A background check is more than just a standard job screening. Healthcare workers have the power to impact patients’ lives directly, and errors or abuse can be catastrophic for a hospital or healthcare entity.
A background check for healthcare is typically a thorough investigation that includes searching public records, credit reports, and civil court documents.
Verify Credentials and Licenses
Healthcare is a high-stakes industry that demands skill, experience, discretion, judgment, and ethical decision-making. Hospitals need the assurance that they hire people who will care for patients competently and safely. A background check is a key part of this vetting process.
Criminal records, as are credentials and licenses, are a piece of the vetting puzzle. The fact is that a person with a medical license may be able to work in the field even if they have a felony record, so hospitals must take special care to check these credentials.
Primary source verification services can search thousands of databases and courts, verify professional licensure, and check for red flags like disciplinary actions. Using these services can help prevent a physician from practicing medicine with invalid credentials or an expired license, which could cause real harm to patients. Most medical facilities rely on these services to check for credentials at hire and renewal time. This gives them the longevity needed to ensure patient safety.
Verify Employment History
Unlike other types of employees, healthcare workers have access to drugs and medications, which can lead to serious consequences for patients and coworkers if they are misused. This makes drug screening an essential part of the background check process for healthcare organizations.
Healthcare employers can conduct a level 2 background check to learn more about an applicant’s financial and criminal history, which can help them avoid hiring individuals with a history of fraud and abuse. This type of investigation may include a social security trace to determine if an applicant uses any aliases or has changed their name.
Many applicants lie about their employment history or educational attainment on job applications and resumes. Including an education and employment verification in your background check can quickly identify omissions or lies, so you can be confident that the person you hire is who they say they are. You can also run a federal exclusion search to identify candidates with criminal convictions that would prevent them from working in the healthcare industry or receiving funding through programs like Medicare.
Healthcare facilities and professionals work with sensitive information, including patients’ personal health details. A background check helps ensure that employees do not compromise this sensitive data with a history of cybercrime, embezzlement, fraud, or identity theft.
Background checks aren’t just for doctors and nurses; they also cover all hospital or healthcare office employees. Whether they are administrative assistants, custodians, or janitors, each one of these workers should be vetted thoroughly to ensure that their actions place patient safety and privacy at the forefront.

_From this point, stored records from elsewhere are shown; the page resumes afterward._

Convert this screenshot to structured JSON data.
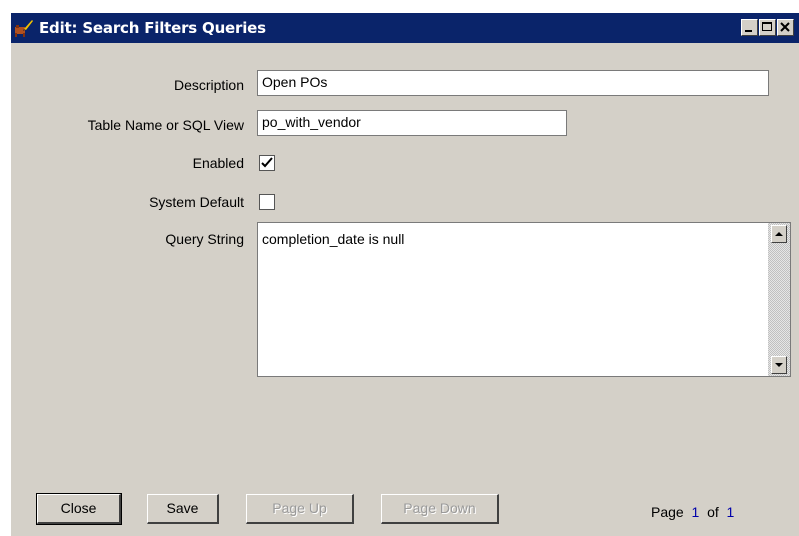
{
  "window": {
    "title": "Edit: Search Filters Queries",
    "icon": "app-icon",
    "controls": [
      "minimize-icon",
      "maximize-icon",
      "close-icon"
    ]
  },
  "form": {
    "description_label": "Description",
    "description_value": "Open POs",
    "table_label": "Table Name or SQL View",
    "table_value": "po_with_vendor",
    "enabled_label": "Enabled",
    "enabled_checked": true,
    "system_default_label": "System Default",
    "system_default_checked": false,
    "query_label": "Query String",
    "query_value": "completion_date is null"
  },
  "buttons": {
    "close": "Close",
    "save": "Save",
    "page_up": "Page Up",
    "page_down": "Page Down"
  },
  "pager": {
    "page_word": "Page",
    "current": "1",
    "of_word": "of",
    "total": "1"
  },
  "colors": {
    "titlebar": "#0a246a",
    "face": "#d4d0c8",
    "page_number": "#0000aa"
  }
}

Unfortunately, it’s not uncommon for people to lie about their credentials or employment history. Performing an education verification check can help identify candidates who may have omitted schools or falsely claimed to have certain qualifications. This is especially important when hiring for healthcare positions, where a falsified credential could result in malpractice claims and put patients at risk of harm. A verification check can validate an applicant’s educational achievement and provide details such as the institution where they attended, the date of graduation, and the type of degree received.

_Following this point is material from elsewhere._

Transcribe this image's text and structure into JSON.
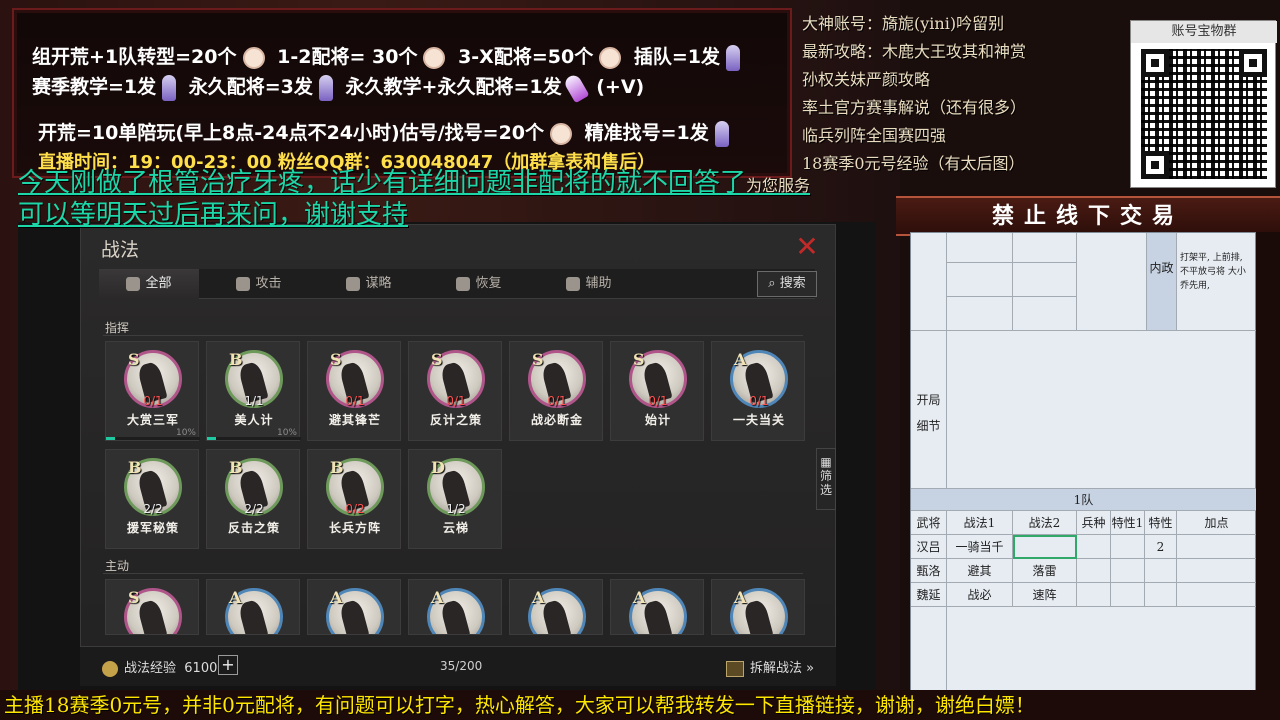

Verify Criminal Record
As a highly regulated industry, healthcare organizations must be vigilant in their screening processes. Failure to properly vet staff members can lead to various problems, including patient harm and financial exploitation. This is why it’s so important for hospitals to conduct background checks on all employees and contractors before they’re hired. These checks will include a criminal record check and credit, employment, and professional licensing history verifications.
The scope of these checks can vary, depending on the position and what information the employer wants to explore. But typically, employers in this industry will use a level 2 background investigation that covers criminal records at the federal, state, and county levels. It will also cover disciplinary records, sex offender status, and more.
Background checks aren’t just for doctors and nurses; they’re for everyone who works in a hospital or medical office, from administrative assistants to custodians. Everyone should be vetted to ensure they’re not a risk to patients, staff, or the general public. To learn more about how a background check can help you find the best candidate for your next healthcare job, click here.
Healthcare is a high-stakes industry that requires a lot of skill, experience, discretion, judgment, and ethical decision-making. Hospitals and other healthcare employers want to be certain that the people they hire can be trusted to care for their patients and employees, so they conduct thorough background checks as part of their hiring process.
Medical professional background checks include more than just criminal history searches. They also look into a candidate’s professional license status to ensure they are licensed to work in the healthcare industry. These checks check for any restrictions or limitations on the licenses candidates claim to have, allowing hospitals and other healthcare companies to avoid hiring unqualified applicants.
Besides professional licensing, background checks also examine the candidates’ education and employment histories. Many job applicants lie about these details on resumes and applications; background checks help weed out this false information. Alias checks are also a standard part of healthcare background checks, which can help identify individuals using aliases that could skew criminal background searches and other verification processes.